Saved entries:
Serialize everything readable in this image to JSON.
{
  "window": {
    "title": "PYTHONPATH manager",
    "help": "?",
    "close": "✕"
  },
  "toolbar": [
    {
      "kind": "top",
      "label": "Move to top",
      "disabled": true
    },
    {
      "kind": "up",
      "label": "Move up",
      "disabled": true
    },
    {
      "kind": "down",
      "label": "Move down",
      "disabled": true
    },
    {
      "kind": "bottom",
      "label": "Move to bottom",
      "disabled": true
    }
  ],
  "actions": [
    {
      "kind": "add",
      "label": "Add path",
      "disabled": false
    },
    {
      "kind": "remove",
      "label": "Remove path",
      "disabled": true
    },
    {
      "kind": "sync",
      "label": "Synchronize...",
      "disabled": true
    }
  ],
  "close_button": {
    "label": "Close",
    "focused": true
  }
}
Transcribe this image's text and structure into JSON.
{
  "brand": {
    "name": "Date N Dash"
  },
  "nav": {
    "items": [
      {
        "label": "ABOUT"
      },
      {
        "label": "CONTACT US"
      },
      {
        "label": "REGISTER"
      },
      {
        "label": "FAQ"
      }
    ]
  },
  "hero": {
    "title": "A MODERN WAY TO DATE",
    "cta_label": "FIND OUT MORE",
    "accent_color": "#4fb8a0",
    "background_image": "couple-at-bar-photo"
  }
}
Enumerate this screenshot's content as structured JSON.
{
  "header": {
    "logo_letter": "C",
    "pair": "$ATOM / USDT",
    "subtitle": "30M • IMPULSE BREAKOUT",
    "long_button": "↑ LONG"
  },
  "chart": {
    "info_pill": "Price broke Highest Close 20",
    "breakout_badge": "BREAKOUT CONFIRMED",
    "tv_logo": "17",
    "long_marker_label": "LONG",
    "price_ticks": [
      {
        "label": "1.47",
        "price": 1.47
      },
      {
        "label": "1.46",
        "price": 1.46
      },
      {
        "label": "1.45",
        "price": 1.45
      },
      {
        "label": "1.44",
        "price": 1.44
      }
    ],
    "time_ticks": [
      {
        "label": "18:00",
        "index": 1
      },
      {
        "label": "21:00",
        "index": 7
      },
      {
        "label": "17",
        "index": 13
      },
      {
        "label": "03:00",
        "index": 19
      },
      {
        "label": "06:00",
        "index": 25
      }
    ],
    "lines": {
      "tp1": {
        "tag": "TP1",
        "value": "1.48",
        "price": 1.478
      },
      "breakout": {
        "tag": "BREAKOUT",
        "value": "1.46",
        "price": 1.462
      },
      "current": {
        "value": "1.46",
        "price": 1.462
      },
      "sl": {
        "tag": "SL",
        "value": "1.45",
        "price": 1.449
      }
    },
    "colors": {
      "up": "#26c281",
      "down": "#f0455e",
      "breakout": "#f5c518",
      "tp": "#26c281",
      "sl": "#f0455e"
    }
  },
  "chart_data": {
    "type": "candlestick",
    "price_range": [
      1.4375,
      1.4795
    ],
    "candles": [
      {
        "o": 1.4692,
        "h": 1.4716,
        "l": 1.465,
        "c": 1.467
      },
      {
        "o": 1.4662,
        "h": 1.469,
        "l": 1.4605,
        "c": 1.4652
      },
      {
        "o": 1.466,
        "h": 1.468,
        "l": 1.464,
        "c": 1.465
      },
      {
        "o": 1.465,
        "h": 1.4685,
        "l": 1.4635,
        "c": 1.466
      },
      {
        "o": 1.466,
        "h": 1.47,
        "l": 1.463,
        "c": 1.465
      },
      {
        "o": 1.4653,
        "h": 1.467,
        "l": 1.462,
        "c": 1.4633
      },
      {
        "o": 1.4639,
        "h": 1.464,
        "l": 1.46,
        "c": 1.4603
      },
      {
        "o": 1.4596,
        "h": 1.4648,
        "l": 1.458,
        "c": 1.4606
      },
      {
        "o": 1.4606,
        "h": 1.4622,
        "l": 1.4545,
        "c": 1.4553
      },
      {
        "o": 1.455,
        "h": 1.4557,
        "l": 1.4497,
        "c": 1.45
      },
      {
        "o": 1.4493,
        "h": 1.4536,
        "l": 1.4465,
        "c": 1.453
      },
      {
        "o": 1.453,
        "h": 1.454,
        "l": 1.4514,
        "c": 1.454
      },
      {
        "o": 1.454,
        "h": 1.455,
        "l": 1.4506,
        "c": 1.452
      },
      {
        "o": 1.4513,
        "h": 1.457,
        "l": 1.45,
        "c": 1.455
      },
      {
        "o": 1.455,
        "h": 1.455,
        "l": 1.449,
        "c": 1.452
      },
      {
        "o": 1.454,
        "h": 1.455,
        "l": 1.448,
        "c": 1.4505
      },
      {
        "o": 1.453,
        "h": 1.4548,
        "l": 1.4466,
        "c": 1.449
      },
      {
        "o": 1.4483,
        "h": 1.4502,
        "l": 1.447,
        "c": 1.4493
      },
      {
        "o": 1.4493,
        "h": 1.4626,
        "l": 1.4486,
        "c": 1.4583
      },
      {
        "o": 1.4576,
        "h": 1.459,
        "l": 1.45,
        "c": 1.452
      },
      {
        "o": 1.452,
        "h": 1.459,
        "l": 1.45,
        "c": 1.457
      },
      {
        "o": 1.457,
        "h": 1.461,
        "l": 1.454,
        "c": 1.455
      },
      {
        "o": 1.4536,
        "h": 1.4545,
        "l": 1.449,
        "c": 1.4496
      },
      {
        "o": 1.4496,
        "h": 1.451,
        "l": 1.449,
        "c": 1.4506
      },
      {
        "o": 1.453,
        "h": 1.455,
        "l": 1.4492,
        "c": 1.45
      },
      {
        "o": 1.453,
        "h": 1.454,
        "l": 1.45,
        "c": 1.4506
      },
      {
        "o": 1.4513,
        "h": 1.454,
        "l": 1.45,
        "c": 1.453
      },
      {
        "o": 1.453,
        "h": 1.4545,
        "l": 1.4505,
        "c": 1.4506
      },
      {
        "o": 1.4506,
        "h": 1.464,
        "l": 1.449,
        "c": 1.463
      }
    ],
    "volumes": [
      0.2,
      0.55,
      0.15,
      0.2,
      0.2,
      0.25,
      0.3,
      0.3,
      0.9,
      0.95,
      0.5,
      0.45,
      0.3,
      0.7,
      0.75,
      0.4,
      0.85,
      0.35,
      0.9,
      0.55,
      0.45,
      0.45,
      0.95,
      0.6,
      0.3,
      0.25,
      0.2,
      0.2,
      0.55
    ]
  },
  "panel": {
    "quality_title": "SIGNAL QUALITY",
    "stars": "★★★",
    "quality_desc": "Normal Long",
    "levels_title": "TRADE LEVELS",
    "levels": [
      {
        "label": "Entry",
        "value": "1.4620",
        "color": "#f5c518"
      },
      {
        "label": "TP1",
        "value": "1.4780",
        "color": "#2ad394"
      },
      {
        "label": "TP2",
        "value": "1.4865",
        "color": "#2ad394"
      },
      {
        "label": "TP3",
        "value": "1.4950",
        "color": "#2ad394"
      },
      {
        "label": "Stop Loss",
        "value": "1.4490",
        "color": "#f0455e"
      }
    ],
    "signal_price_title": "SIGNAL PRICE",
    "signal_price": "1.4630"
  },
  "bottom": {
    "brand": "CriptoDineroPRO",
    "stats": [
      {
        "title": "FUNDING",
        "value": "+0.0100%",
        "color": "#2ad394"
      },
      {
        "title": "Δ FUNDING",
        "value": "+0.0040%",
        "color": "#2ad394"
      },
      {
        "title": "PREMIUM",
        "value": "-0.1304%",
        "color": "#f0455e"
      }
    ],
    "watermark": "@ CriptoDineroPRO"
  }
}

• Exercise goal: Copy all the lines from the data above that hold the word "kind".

• Task answer:
      "kind": "top",
      "kind": "up",
      "kind": "down",
      "kind": "bottom",
      "kind": "add",
      "kind": "remove",
      "kind": "sync",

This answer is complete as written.